**The task**
Find every line below where the word "image" occurs. Then say how many there are, giving only the number.

**Provided records**
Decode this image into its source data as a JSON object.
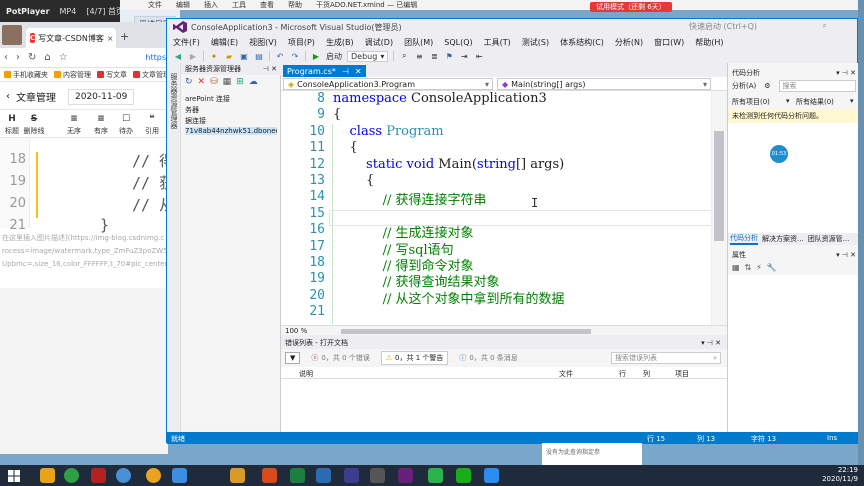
{
  "potplayer": {
    "name": "PotPlayer",
    "format": "MP4",
    "episode": "[4/7] 首页 -"
  },
  "mindmap": {
    "menus": [
      "文件",
      "编辑",
      "插入",
      "工具",
      "查看",
      "帮助"
    ],
    "file": "干货ADO.NET.xmind — 已编辑",
    "trial": "试用模式（还剩 6天）",
    "chip": "思维导图"
  },
  "browser": {
    "tab_title": "写文章-CSDN博客",
    "tab_close": "×",
    "new_tab": "+",
    "url": "https",
    "nav_icons": [
      "‹",
      "›",
      "↻",
      "⌂",
      "☆"
    ],
    "bookmarks": [
      "手机收藏夹",
      "内容管理",
      "写文章",
      "文章管理"
    ],
    "article_label": "文章管理",
    "back_symbol": "‹",
    "date": "2020-11-09",
    "tools": [
      {
        "icon": "H",
        "label": "标题"
      },
      {
        "icon": "S",
        "label": "删除线"
      },
      {
        "icon": "≡",
        "label": "无序"
      },
      {
        "icon": "≡",
        "label": "有序"
      },
      {
        "icon": "☐",
        "label": "待办"
      },
      {
        "icon": "❝",
        "label": "引用"
      }
    ],
    "editor_lines": [
      {
        "num": "18",
        "code": "// 得"
      },
      {
        "num": "19",
        "code": "// 获"
      },
      {
        "num": "20",
        "code": "// 从"
      },
      {
        "num": "21",
        "code": "}"
      }
    ],
    "md_lines": [
      "在这里插入图片描述](https://img-blog.csdnimg.c",
      "rocess=image/watermark,type_ZmFuZ3poZW5n",
      "Upbmc=,size_16,color_FFFFFF,t_70#pic_center"
    ]
  },
  "vs": {
    "title": "ConsoleApplication3 - Microsoft Visual Studio(管理员)",
    "quick_launch": "快速启动 (Ctrl+Q)",
    "menu": [
      "文件(F)",
      "编辑(E)",
      "视图(V)",
      "项目(P)",
      "生成(B)",
      "调试(D)",
      "团队(M)",
      "SQL(Q)",
      "工具(T)",
      "测试(S)",
      "体系结构(C)",
      "分析(N)",
      "窗口(W)",
      "帮助(H)"
    ],
    "toolbar": {
      "start": "启动",
      "config": "Debug"
    },
    "vstrip": "服务器资源管理器",
    "server_explorer": {
      "header": "服务器资源管理器",
      "items": [
        "arePoint 连接",
        "务器",
        "据连接",
        "71v8ab44nzhwk51.dboneon"
      ]
    },
    "editor": {
      "tab": "Program.cs*",
      "nav_left": "ConsoleApplication3.Program",
      "nav_right": "Main(string[] args)",
      "lines": [
        {
          "num": "8",
          "tokens": [
            {
              "t": "namespace ",
              "c": "kw"
            },
            {
              "t": "ConsoleApplication3",
              "c": ""
            }
          ]
        },
        {
          "num": "9",
          "tokens": [
            {
              "t": "{",
              "c": ""
            }
          ]
        },
        {
          "num": "10",
          "tokens": [
            {
              "t": "    class ",
              "c": "kw"
            },
            {
              "t": "Program",
              "c": "ty"
            }
          ]
        },
        {
          "num": "11",
          "tokens": [
            {
              "t": "    {",
              "c": ""
            }
          ]
        },
        {
          "num": "12",
          "tokens": [
            {
              "t": "        static void ",
              "c": "kw"
            },
            {
              "t": "Main(",
              "c": ""
            },
            {
              "t": "string",
              "c": "kw"
            },
            {
              "t": "[] args)",
              "c": ""
            }
          ]
        },
        {
          "num": "13",
          "tokens": [
            {
              "t": "        {",
              "c": ""
            }
          ]
        },
        {
          "num": "14",
          "tokens": [
            {
              "t": "            // 获得连接字符串",
              "c": "cm"
            }
          ]
        },
        {
          "num": "15",
          "tokens": []
        },
        {
          "num": "16",
          "tokens": [
            {
              "t": "            // 生成连接对象",
              "c": "cm"
            }
          ]
        },
        {
          "num": "17",
          "tokens": [
            {
              "t": "            // 写sql语句",
              "c": "cm"
            }
          ]
        },
        {
          "num": "18",
          "tokens": [
            {
              "t": "            // 得到命令对象",
              "c": "cm"
            }
          ]
        },
        {
          "num": "19",
          "tokens": [
            {
              "t": "            // 获得查询结果对象",
              "c": "cm"
            }
          ]
        },
        {
          "num": "20",
          "tokens": [
            {
              "t": "            // 从这个对象中拿到所有的数据",
              "c": "cm"
            }
          ]
        },
        {
          "num": "21",
          "tokens": []
        }
      ],
      "caret": "I",
      "zoom": "100 %"
    },
    "error_list": {
      "header": "错误列表 - 打开文档",
      "errors": "0，共 0 个错误",
      "warnings": "0，共 1 个警告",
      "messages": "0，共 0 条消息",
      "search": "搜索错误列表",
      "columns": [
        "说明",
        "文件",
        "行",
        "列",
        "项目"
      ]
    },
    "code_analysis": {
      "header": "代码分析",
      "analyze": "分析(A)",
      "search": "搜索",
      "scope": "所有项目(0)",
      "results": "所有结果(0)",
      "message": "未检测到任何代码分析问题。",
      "badge": "01:53",
      "tabs": [
        "代码分析",
        "解决方案资...",
        "团队资源管..."
      ]
    },
    "properties": {
      "header": "属性",
      "tools": [
        "▦",
        "⇅",
        "⚡",
        "🔧"
      ]
    },
    "status": {
      "ready": "就绪",
      "line": "行 15",
      "col": "列 13",
      "char": "字符 13",
      "ins": "Ins"
    }
  },
  "behind_window": {
    "text": "没有为此查询指定参"
  },
  "taskbar": {
    "time": "22:19",
    "date": "2020/11/9"
  },
  "colors": {
    "vs_blue": "#007acc",
    "keyword": "#0000ff",
    "type": "#2b91af",
    "comment": "#008000"
  }
}
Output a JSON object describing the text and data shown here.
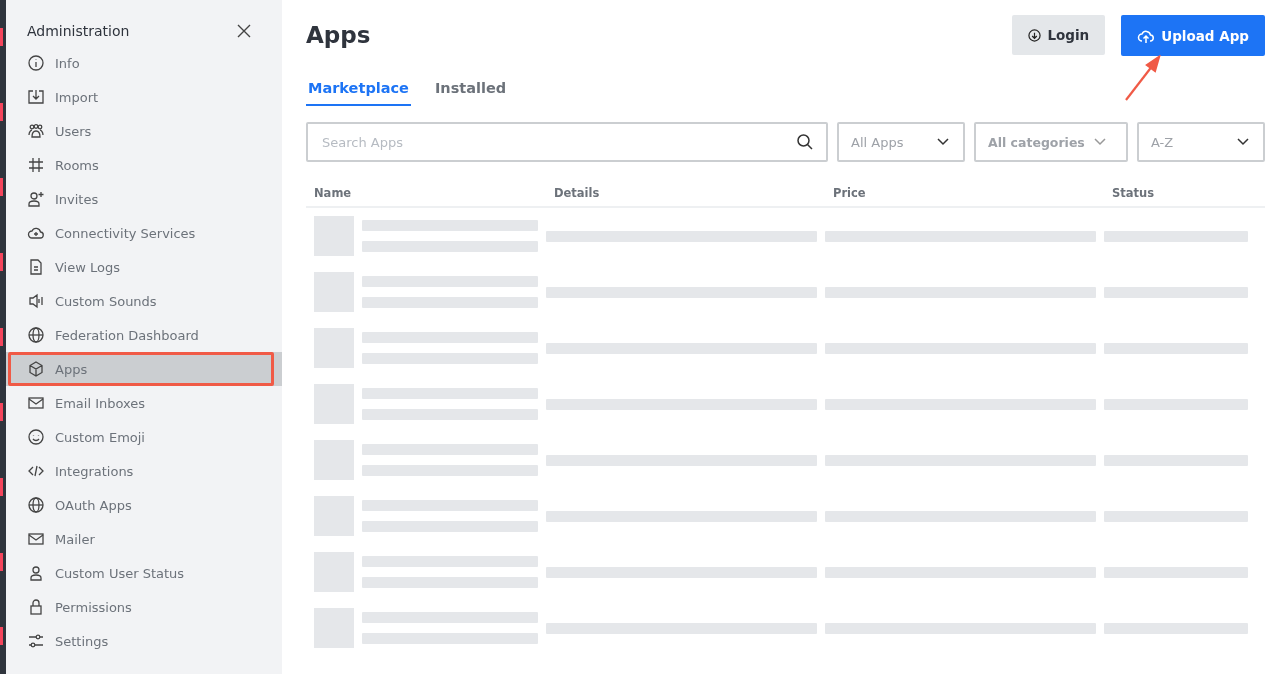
{
  "sidebar": {
    "title": "Administration",
    "items": [
      {
        "label": "Info",
        "kind": "info",
        "selected": false
      },
      {
        "label": "Import",
        "kind": "import",
        "selected": false
      },
      {
        "label": "Users",
        "kind": "users",
        "selected": false
      },
      {
        "label": "Rooms",
        "kind": "hash",
        "selected": false
      },
      {
        "label": "Invites",
        "kind": "invite",
        "selected": false
      },
      {
        "label": "Connectivity Services",
        "kind": "cloud",
        "selected": false
      },
      {
        "label": "View Logs",
        "kind": "file",
        "selected": false
      },
      {
        "label": "Custom Sounds",
        "kind": "sound",
        "selected": false
      },
      {
        "label": "Federation Dashboard",
        "kind": "globe",
        "selected": false
      },
      {
        "label": "Apps",
        "kind": "cube",
        "selected": true
      },
      {
        "label": "Email Inboxes",
        "kind": "mail",
        "selected": false
      },
      {
        "label": "Custom Emoji",
        "kind": "smile",
        "selected": false
      },
      {
        "label": "Integrations",
        "kind": "code",
        "selected": false
      },
      {
        "label": "OAuth Apps",
        "kind": "globe",
        "selected": false
      },
      {
        "label": "Mailer",
        "kind": "mail",
        "selected": false
      },
      {
        "label": "Custom User Status",
        "kind": "user",
        "selected": false
      },
      {
        "label": "Permissions",
        "kind": "lock",
        "selected": false
      },
      {
        "label": "Settings",
        "kind": "sliders",
        "selected": false
      }
    ]
  },
  "page": {
    "title": "Apps",
    "buttons": [
      {
        "label": "Login",
        "kind": "secondary"
      },
      {
        "label": "Upload App",
        "kind": "primary"
      }
    ]
  },
  "tabs": [
    {
      "label": "Marketplace",
      "selected": true
    },
    {
      "label": "Installed",
      "selected": false
    }
  ],
  "search": {
    "placeholder": "Search Apps"
  },
  "filters": [
    "All Apps",
    "All categories",
    "A-Z"
  ],
  "table": {
    "columns": [
      "Name",
      "Details",
      "Price",
      "Status"
    ]
  }
}
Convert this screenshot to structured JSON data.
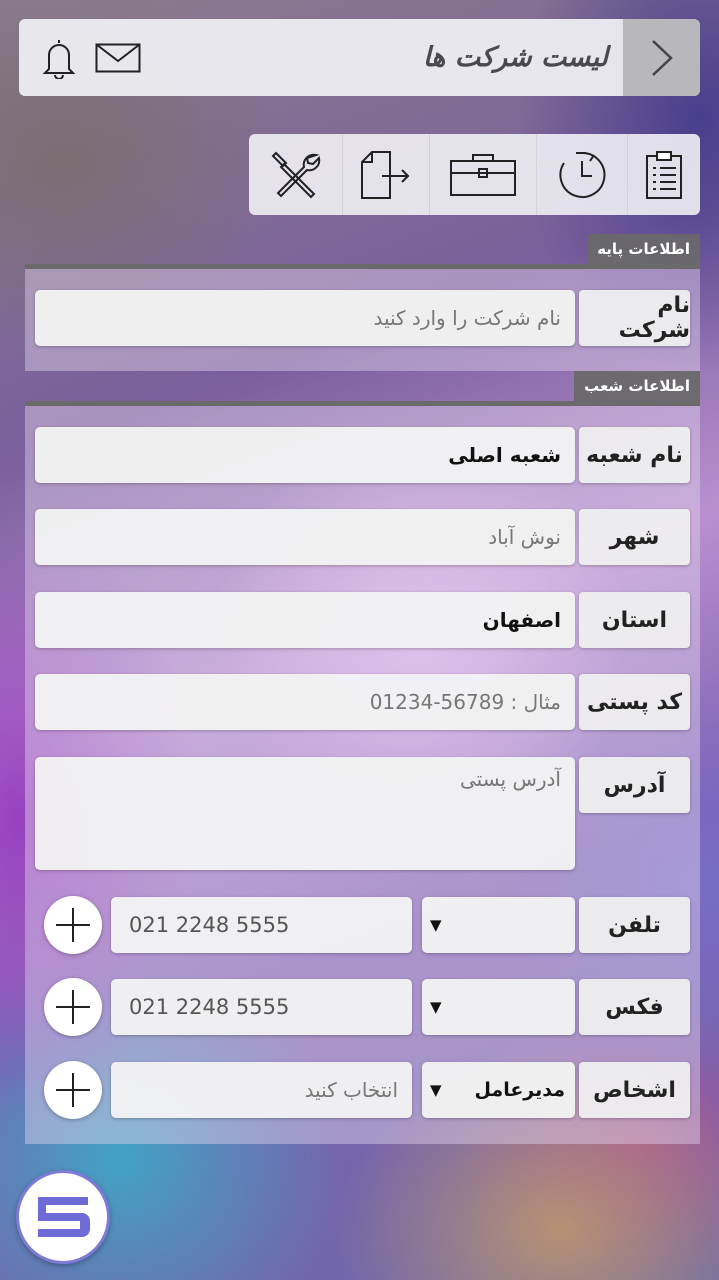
{
  "header": {
    "title": "لیست شرکت ها",
    "back_icon": "chevron-right-icon",
    "bell_icon": "bell-icon",
    "mail_icon": "mail-icon"
  },
  "toolbar": {
    "items": [
      {
        "icon": "clipboard-icon"
      },
      {
        "icon": "history-icon"
      },
      {
        "icon": "briefcase-icon"
      },
      {
        "icon": "export-file-icon"
      },
      {
        "icon": "tools-icon"
      }
    ]
  },
  "base_info": {
    "section_title": "اطلاعات پایه",
    "company_name_label": "نام شرکت",
    "company_name_placeholder": "نام شرکت را وارد کنید"
  },
  "branch_info": {
    "section_title": "اطلاعات شعب",
    "branch_name_label": "نام شعبه",
    "branch_name_value": "شعبه اصلی",
    "city_label": "شهر",
    "city_placeholder": "نوش آباد",
    "province_label": "استان",
    "province_value": "اصفهان",
    "postal_label": "کد پستی",
    "postal_placeholder": "مثال : 56789-01234",
    "address_label": "آدرس",
    "address_placeholder": "آدرس پستی",
    "phone_label": "تلفن",
    "phone_placeholder": "021 2248 5555",
    "phone_type_value": "",
    "fax_label": "فکس",
    "fax_placeholder": "021 2248 5555",
    "fax_type_value": "",
    "persons_label": "اشخاص",
    "persons_role_value": "مدیرعامل",
    "persons_placeholder": "انتخاب کنید",
    "dropdown_arrow": "▼"
  },
  "colors": {
    "accent": "#7e7ad8",
    "section_tag": "#696969"
  }
}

**Answer for this exercise**
2